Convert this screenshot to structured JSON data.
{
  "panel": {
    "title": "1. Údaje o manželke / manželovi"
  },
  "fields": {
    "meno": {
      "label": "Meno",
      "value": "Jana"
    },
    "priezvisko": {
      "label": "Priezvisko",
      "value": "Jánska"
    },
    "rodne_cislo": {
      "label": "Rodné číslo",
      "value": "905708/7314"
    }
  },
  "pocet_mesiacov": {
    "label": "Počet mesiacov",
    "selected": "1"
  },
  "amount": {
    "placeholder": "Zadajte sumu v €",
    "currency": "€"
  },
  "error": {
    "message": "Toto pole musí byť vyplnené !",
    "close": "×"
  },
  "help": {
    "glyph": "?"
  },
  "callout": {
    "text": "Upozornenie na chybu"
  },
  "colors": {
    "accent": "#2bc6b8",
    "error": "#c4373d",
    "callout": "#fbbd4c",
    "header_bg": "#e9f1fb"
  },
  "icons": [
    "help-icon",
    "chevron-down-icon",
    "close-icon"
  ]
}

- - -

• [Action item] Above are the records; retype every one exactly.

• [Result for this exercise]
Convert this screenshot to structured JSON data.
{
  "panel": {
    "title": "1. Údaje o manželke / manželovi"
  },
  "fields": {
    "meno": {
      "label": "Meno",
      "value": "Jana"
    },
    "priezvisko": {
      "label": "Priezvisko",
      "value": "Jánska"
    },
    "rodne_cislo": {
      "label": "Rodné číslo",
      "value": "905708/7314"
    }
  },
  "pocet_mesiacov": {
    "label": "Počet mesiacov",
    "selected": "1"
  },
  "amount": {
    "placeholder": "Zadajte sumu v €",
    "currency": "€"
  },
  "error": {
    "message": "Toto pole musí byť vyplnené !",
    "close": "×"
  },
  "help": {
    "glyph": "?"
  },
  "callout": {
    "text": "Upozornenie na chybu"
  },
  "colors": {
    "accent": "#2bc6b8",
    "error": "#c4373d",
    "callout": "#fbbd4c",
    "header_bg": "#e9f1fb"
  },
  "icons": [
    "help-icon",
    "chevron-down-icon",
    "close-icon"
  ]
}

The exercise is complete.